As is our standard procedure with all incidents experienced in our vehicles, we have conducted a thorough investigation of the diagnostic log data transmitted by the vehicle. Given your stated preference to air your concerns in a public forum, we are happy to provide a brief analysis here and welcome a return call from you. From this data, we learned that after you engaged Autosteer, your hands were not detected on the steering wheel for over two minutes. This is contrary to the terms of use when first enabling the feature and the visual alert presented you every time Autosteer is activated. As road conditions became increasingly uncertain, the vehicle again alerted you to put your hands on the wheel. No steering torque was then detected until Autosteer was disabled with an abrupt steering action. Immediately following detection of the first impact, adaptive cruise control was also disabled, the vehicle began to slow, and you applied the brake pedal.

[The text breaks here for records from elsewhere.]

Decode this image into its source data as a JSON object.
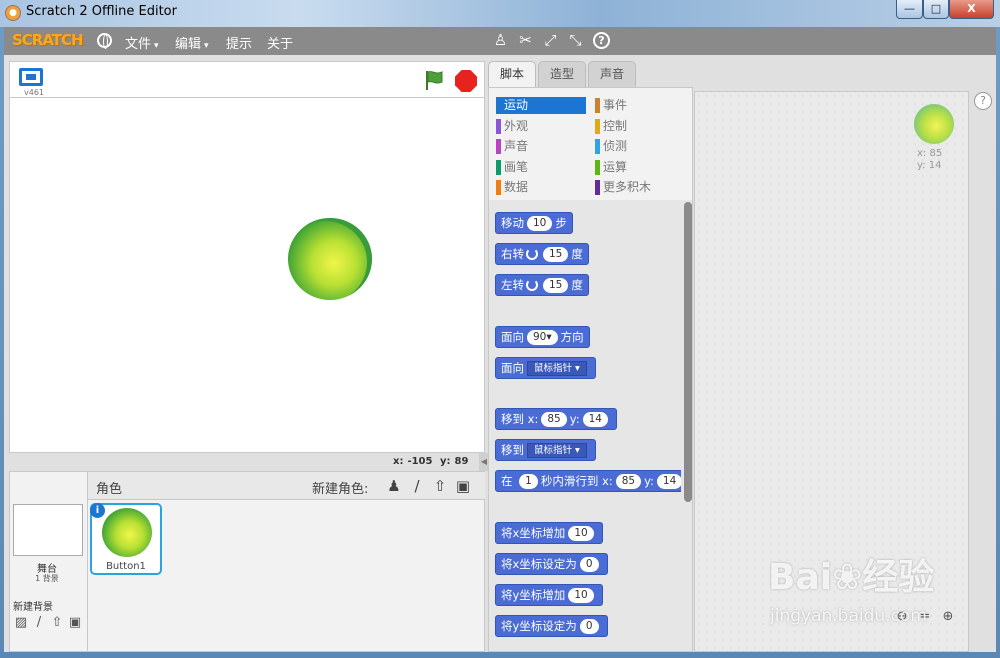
{
  "window": {
    "title": "Scratch 2 Offline Editor",
    "minimize": "—",
    "maximize": "□",
    "close": "X"
  },
  "menubar": {
    "logo": "SCRATCH",
    "items": [
      {
        "label": "文件",
        "has_caret": true
      },
      {
        "label": "编辑",
        "has_caret": true
      },
      {
        "label": "提示",
        "has_caret": false
      },
      {
        "label": "关于",
        "has_caret": false
      }
    ],
    "caret": "▾",
    "tools": [
      {
        "icon": "duplicate-stamp-icon",
        "glyph": "♙"
      },
      {
        "icon": "delete-scissors-icon",
        "glyph": "✂"
      },
      {
        "icon": "grow-icon",
        "glyph": "⤢"
      },
      {
        "icon": "shrink-icon",
        "glyph": "⤡"
      },
      {
        "icon": "help-question-icon",
        "glyph": "?"
      }
    ]
  },
  "stage": {
    "version": "v461",
    "mouse_x_label": "x:",
    "mouse_x": "-105",
    "mouse_y_label": "y:",
    "mouse_y": "89",
    "collapse_glyph": "◀"
  },
  "sprites_pane": {
    "title": "角色",
    "new_sprite_label": "新建角色:",
    "new_sprite_icons": [
      {
        "icon": "choose-from-library-icon",
        "glyph": "♟"
      },
      {
        "icon": "paint-brush-icon",
        "glyph": "/"
      },
      {
        "icon": "upload-icon",
        "glyph": "⇧"
      },
      {
        "icon": "camera-icon",
        "glyph": "▣"
      }
    ],
    "stage_label": "舞台",
    "stage_bg_count": "1 背景",
    "new_backdrop_label": "新建背景",
    "backdrop_icons": [
      {
        "icon": "backdrop-library-icon",
        "glyph": "▨"
      },
      {
        "icon": "backdrop-paint-icon",
        "glyph": "/"
      },
      {
        "icon": "backdrop-upload-icon",
        "glyph": "⇧"
      },
      {
        "icon": "backdrop-camera-icon",
        "glyph": "▣"
      }
    ],
    "sprite": {
      "name": "Button1",
      "info": "i"
    }
  },
  "tabs": [
    {
      "label": "脚本",
      "active": true
    },
    {
      "label": "造型",
      "active": false
    },
    {
      "label": "声音",
      "active": false
    }
  ],
  "categories": [
    {
      "label": "运动",
      "color": "#4a6cd4",
      "active": true
    },
    {
      "label": "事件",
      "color": "#c88330"
    },
    {
      "label": "外观",
      "color": "#8a55d7"
    },
    {
      "label": "控制",
      "color": "#e1a91a"
    },
    {
      "label": "声音",
      "color": "#bb42c3"
    },
    {
      "label": "侦测",
      "color": "#2ca5e2"
    },
    {
      "label": "画笔",
      "color": "#0e9a6c"
    },
    {
      "label": "运算",
      "color": "#5cb712"
    },
    {
      "label": "数据",
      "color": "#ee7d16"
    },
    {
      "label": "更多积木",
      "color": "#632d99"
    }
  ],
  "blocks": {
    "move": {
      "pre": "移动",
      "val": "10",
      "post": "步"
    },
    "turn_right": {
      "pre": "右转",
      "val": "15",
      "post": "度"
    },
    "turn_left": {
      "pre": "左转",
      "val": "15",
      "post": "度"
    },
    "point_dir": {
      "pre": "面向",
      "val": "90▾",
      "post": "方向"
    },
    "point_towards": {
      "pre": "面向",
      "dd": "鼠标指针 ▾"
    },
    "goto_xy": {
      "pre": "移到",
      "xl": "x:",
      "x": "85",
      "yl": "y:",
      "y": "14"
    },
    "goto": {
      "pre": "移到",
      "dd": "鼠标指针 ▾"
    },
    "glide": {
      "pre": "在",
      "secs": "1",
      "mid": "秒内滑行到",
      "xl": "x:",
      "x": "85",
      "yl": "y:",
      "y": "14"
    },
    "change_x": {
      "pre": "将x坐标增加",
      "val": "10"
    },
    "set_x": {
      "pre": "将x坐标设定为",
      "val": "0"
    },
    "change_y": {
      "pre": "将y坐标增加",
      "val": "10"
    },
    "set_y": {
      "pre": "将y坐标设定为",
      "val": "0"
    }
  },
  "scripts_area": {
    "sprite_x_label": "x:",
    "sprite_x": "85",
    "sprite_y_label": "y:",
    "sprite_y": "14",
    "zoom_icons": [
      {
        "icon": "zoom-out-icon",
        "glyph": "⊖"
      },
      {
        "icon": "zoom-reset-icon",
        "glyph": "="
      },
      {
        "icon": "zoom-in-icon",
        "glyph": "⊕"
      }
    ],
    "help": "?"
  },
  "watermark": {
    "logo": "Bai❀经验",
    "url": "jingyan.baidu.com"
  }
}
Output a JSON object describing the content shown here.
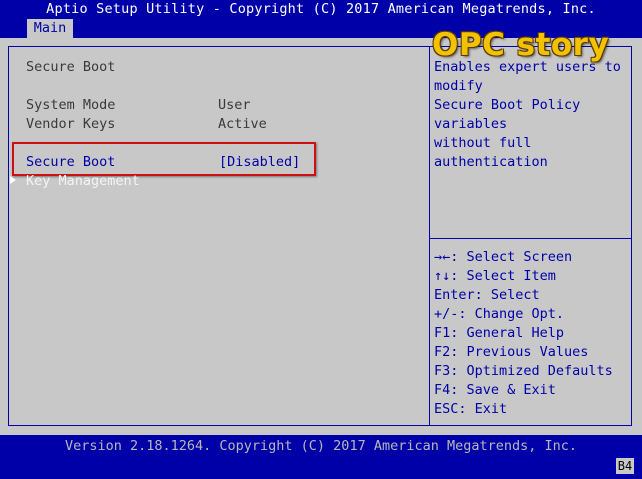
{
  "header": {
    "title": "Aptio Setup Utility - Copyright (C) 2017 American Megatrends, Inc.",
    "tab_main": "Main"
  },
  "watermark": "OPC story",
  "left": {
    "section_title": "Secure Boot",
    "rows": [
      {
        "label": "System Mode",
        "value": "User"
      },
      {
        "label": "Vendor Keys",
        "value": "Active"
      }
    ],
    "secure_boot": {
      "label": "Secure Boot",
      "value": "[Disabled]"
    },
    "key_management": "Key Management"
  },
  "help": {
    "lines": [
      "Enables expert users to",
      "modify",
      "Secure Boot Policy",
      "variables",
      "without full",
      "authentication"
    ]
  },
  "keys": [
    "→←: Select Screen",
    "↑↓: Select Item",
    "Enter: Select",
    "+/-: Change Opt.",
    "F1: General Help",
    "F2: Previous Values",
    "F3: Optimized Defaults",
    "F4: Save & Exit",
    "ESC: Exit"
  ],
  "footer": {
    "version": "Version 2.18.1264. Copyright (C) 2017 American Megatrends, Inc.",
    "code": "B4"
  }
}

Following the crash, and once the vehicle had come to rest, the passenger door was opened but the driver door remained closed and the key remained in the vehicle. Since the vehicle had been left in Drive with Creep Mode enabled, the motor continued to rotate. The diagnostic data shows that the driver door was later opened from the outside and the vehicle was shifted to park. We understand that at night following a collision the rotating motors may have been disconcerting, even though they were only powered by minimal levels of creep torque. We always seek to learn from customer concerns, and we are looking into this behavior to see if it can be improved. We are also continually studying means of better encouraging drivers to adhere to the terms of use for our driver assistance features.

We are still seeking to speak with you. Please contact Tesla service so that we can answer any further questions you may have.


The Tesla team